> **What is expected**: Your copy of the data should match it exactly, except that the pictures are gone.
*** Provided records ***
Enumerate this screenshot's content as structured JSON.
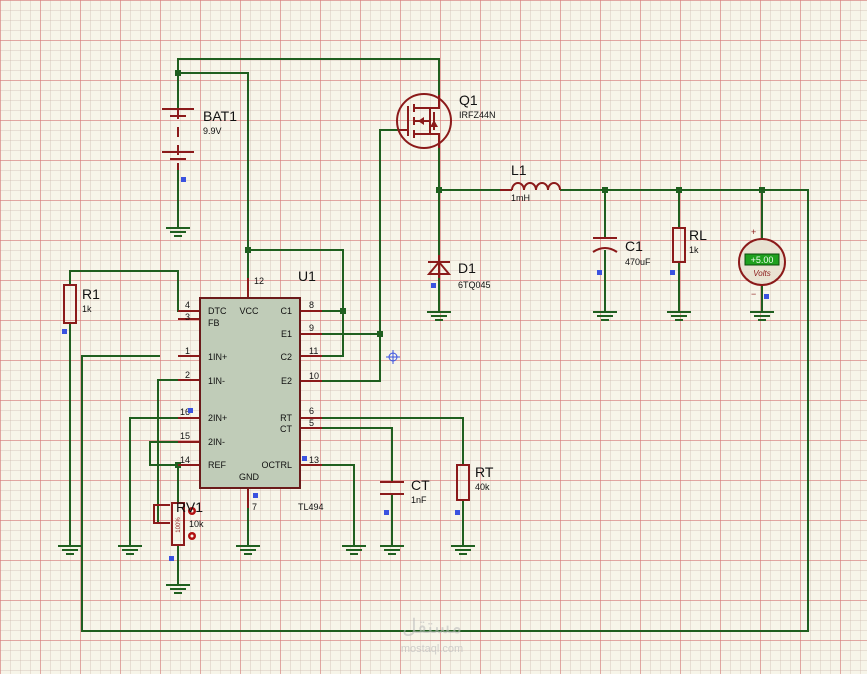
{
  "components": {
    "bat1": {
      "ref": "BAT1",
      "value": "9.9V"
    },
    "q1": {
      "ref": "Q1",
      "value": "IRFZ44N"
    },
    "l1": {
      "ref": "L1",
      "value": "1mH"
    },
    "d1": {
      "ref": "D1",
      "value": "6TQ045"
    },
    "c1": {
      "ref": "C1",
      "value": "470uF"
    },
    "rl": {
      "ref": "RL",
      "value": "1k"
    },
    "r1": {
      "ref": "R1",
      "value": "1k"
    },
    "u1": {
      "ref": "U1",
      "value": "TL494"
    },
    "ct": {
      "ref": "CT",
      "value": "1nF"
    },
    "rt": {
      "ref": "RT",
      "value": "40k"
    },
    "rv1": {
      "ref": "RV1",
      "value": "10k",
      "wiper": "100%"
    },
    "voltmeter": {
      "reading": "+5.00",
      "unit": "Volts",
      "plus": "+",
      "minus": "−"
    }
  },
  "u1_pins": {
    "left": [
      {
        "num": "4",
        "name": "DTC"
      },
      {
        "num": "3",
        "name": "FB"
      },
      {
        "num": "1",
        "name": "1IN+"
      },
      {
        "num": "2",
        "name": "1IN-"
      },
      {
        "num": "16",
        "name": "2IN+"
      },
      {
        "num": "15",
        "name": "2IN-"
      },
      {
        "num": "14",
        "name": "REF"
      }
    ],
    "right": [
      {
        "num": "8",
        "name": "C1"
      },
      {
        "num": "9",
        "name": "E1"
      },
      {
        "num": "11",
        "name": "C2"
      },
      {
        "num": "10",
        "name": "E2"
      },
      {
        "num": "6",
        "name": "RT"
      },
      {
        "num": "5",
        "name": "CT"
      },
      {
        "num": "13",
        "name": "OCTRL"
      }
    ],
    "top": {
      "num": "12",
      "name": "VCC"
    },
    "bottom": {
      "num": "7",
      "name": "GND"
    }
  },
  "colors": {
    "wire": "#1f5f1f",
    "component": "#8b1a1a",
    "ic_body": "#c0ccb8",
    "voltmeter_display": "#1fa01f",
    "marker": "#3a52e0"
  },
  "watermark": {
    "line1": "مستقل",
    "line2": "mostaql.com"
  }
}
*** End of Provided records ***
> **Answer to this exercise**:
Enumerate this screenshot's content as structured JSON.
{
  "components": {
    "bat1": {
      "ref": "BAT1",
      "value": "9.9V"
    },
    "q1": {
      "ref": "Q1",
      "value": "IRFZ44N"
    },
    "l1": {
      "ref": "L1",
      "value": "1mH"
    },
    "d1": {
      "ref": "D1",
      "value": "6TQ045"
    },
    "c1": {
      "ref": "C1",
      "value": "470uF"
    },
    "rl": {
      "ref": "RL",
      "value": "1k"
    },
    "r1": {
      "ref": "R1",
      "value": "1k"
    },
    "u1": {
      "ref": "U1",
      "value": "TL494"
    },
    "ct": {
      "ref": "CT",
      "value": "1nF"
    },
    "rt": {
      "ref": "RT",
      "value": "40k"
    },
    "rv1": {
      "ref": "RV1",
      "value": "10k",
      "wiper": "100%"
    },
    "voltmeter": {
      "reading": "+5.00",
      "unit": "Volts",
      "plus": "+",
      "minus": "−"
    }
  },
  "u1_pins": {
    "left": [
      {
        "num": "4",
        "name": "DTC"
      },
      {
        "num": "3",
        "name": "FB"
      },
      {
        "num": "1",
        "name": "1IN+"
      },
      {
        "num": "2",
        "name": "1IN-"
      },
      {
        "num": "16",
        "name": "2IN+"
      },
      {
        "num": "15",
        "name": "2IN-"
      },
      {
        "num": "14",
        "name": "REF"
      }
    ],
    "right": [
      {
        "num": "8",
        "name": "C1"
      },
      {
        "num": "9",
        "name": "E1"
      },
      {
        "num": "11",
        "name": "C2"
      },
      {
        "num": "10",
        "name": "E2"
      },
      {
        "num": "6",
        "name": "RT"
      },
      {
        "num": "5",
        "name": "CT"
      },
      {
        "num": "13",
        "name": "OCTRL"
      }
    ],
    "top": {
      "num": "12",
      "name": "VCC"
    },
    "bottom": {
      "num": "7",
      "name": "GND"
    }
  },
  "colors": {
    "wire": "#1f5f1f",
    "component": "#8b1a1a",
    "ic_body": "#c0ccb8",
    "voltmeter_display": "#1fa01f",
    "marker": "#3a52e0"
  },
  "watermark": {
    "line1": "مستقل",
    "line2": "mostaql.com"
  }
}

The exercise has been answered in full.